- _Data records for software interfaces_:
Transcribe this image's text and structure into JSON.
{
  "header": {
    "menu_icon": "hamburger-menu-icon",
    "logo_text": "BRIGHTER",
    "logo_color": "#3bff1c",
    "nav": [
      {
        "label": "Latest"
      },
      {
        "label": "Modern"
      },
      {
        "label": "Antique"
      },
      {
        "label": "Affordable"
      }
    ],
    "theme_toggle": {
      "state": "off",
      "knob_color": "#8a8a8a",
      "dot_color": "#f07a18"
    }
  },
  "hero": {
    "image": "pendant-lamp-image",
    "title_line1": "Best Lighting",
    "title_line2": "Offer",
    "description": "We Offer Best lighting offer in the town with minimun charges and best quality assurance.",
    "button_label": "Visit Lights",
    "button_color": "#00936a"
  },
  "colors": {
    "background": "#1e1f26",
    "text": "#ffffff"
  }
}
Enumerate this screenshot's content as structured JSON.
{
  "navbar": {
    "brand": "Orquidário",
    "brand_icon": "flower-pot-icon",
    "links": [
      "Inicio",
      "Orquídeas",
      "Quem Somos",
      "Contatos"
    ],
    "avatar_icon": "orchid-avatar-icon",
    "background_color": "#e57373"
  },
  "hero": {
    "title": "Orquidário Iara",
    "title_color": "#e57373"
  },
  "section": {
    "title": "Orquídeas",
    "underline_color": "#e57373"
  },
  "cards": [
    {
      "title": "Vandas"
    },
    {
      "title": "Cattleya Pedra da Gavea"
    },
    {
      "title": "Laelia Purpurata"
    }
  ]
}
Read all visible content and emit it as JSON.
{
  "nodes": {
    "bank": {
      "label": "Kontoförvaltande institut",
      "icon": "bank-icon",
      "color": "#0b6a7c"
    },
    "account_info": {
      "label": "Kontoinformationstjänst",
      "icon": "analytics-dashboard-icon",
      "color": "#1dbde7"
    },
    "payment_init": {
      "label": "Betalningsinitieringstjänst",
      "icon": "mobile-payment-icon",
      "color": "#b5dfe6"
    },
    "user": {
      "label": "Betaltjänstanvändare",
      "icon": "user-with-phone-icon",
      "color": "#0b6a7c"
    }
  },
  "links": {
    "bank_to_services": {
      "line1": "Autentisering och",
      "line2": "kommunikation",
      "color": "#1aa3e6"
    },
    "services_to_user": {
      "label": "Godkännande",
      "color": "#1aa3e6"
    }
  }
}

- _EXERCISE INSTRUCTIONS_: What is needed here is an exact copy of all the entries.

- _ANSWER TO THIS PROBLEM_:
Transcribe this image's text and structure into JSON.
{
  "header": {
    "menu_icon": "hamburger-menu-icon",
    "logo_text": "BRIGHTER",
    "logo_color": "#3bff1c",
    "nav": [
      {
        "label": "Latest"
      },
      {
        "label": "Modern"
      },
      {
        "label": "Antique"
      },
      {
        "label": "Affordable"
      }
    ],
    "theme_toggle": {
      "state": "off",
      "knob_color": "#8a8a8a",
      "dot_color": "#f07a18"
    }
  },
  "hero": {
    "image": "pendant-lamp-image",
    "title_line1": "Best Lighting",
    "title_line2": "Offer",
    "description": "We Offer Best lighting offer in the town with minimun charges and best quality assurance.",
    "button_label": "Visit Lights",
    "button_color": "#00936a"
  },
  "colors": {
    "background": "#1e1f26",
    "text": "#ffffff"
  }
}
Enumerate this screenshot's content as structured JSON.
{
  "navbar": {
    "brand": "Orquidário",
    "brand_icon": "flower-pot-icon",
    "links": [
      "Inicio",
      "Orquídeas",
      "Quem Somos",
      "Contatos"
    ],
    "avatar_icon": "orchid-avatar-icon",
    "background_color": "#e57373"
  },
  "hero": {
    "title": "Orquidário Iara",
    "title_color": "#e57373"
  },
  "section": {
    "title": "Orquídeas",
    "underline_color": "#e57373"
  },
  "cards": [
    {
      "title": "Vandas"
    },
    {
      "title": "Cattleya Pedra da Gavea"
    },
    {
      "title": "Laelia Purpurata"
    }
  ]
}
Read all visible content and emit it as JSON.
{
  "nodes": {
    "bank": {
      "label": "Kontoförvaltande institut",
      "icon": "bank-icon",
      "color": "#0b6a7c"
    },
    "account_info": {
      "label": "Kontoinformationstjänst",
      "icon": "analytics-dashboard-icon",
      "color": "#1dbde7"
    },
    "payment_init": {
      "label": "Betalningsinitieringstjänst",
      "icon": "mobile-payment-icon",
      "color": "#b5dfe6"
    },
    "user": {
      "label": "Betaltjänstanvändare",
      "icon": "user-with-phone-icon",
      "color": "#0b6a7c"
    }
  },
  "links": {
    "bank_to_services": {
      "line1": "Autentisering och",
      "line2": "kommunikation",
      "color": "#1aa3e6"
    },
    "services_to_user": {
      "label": "Godkännande",
      "color": "#1aa3e6"
    }
  }
}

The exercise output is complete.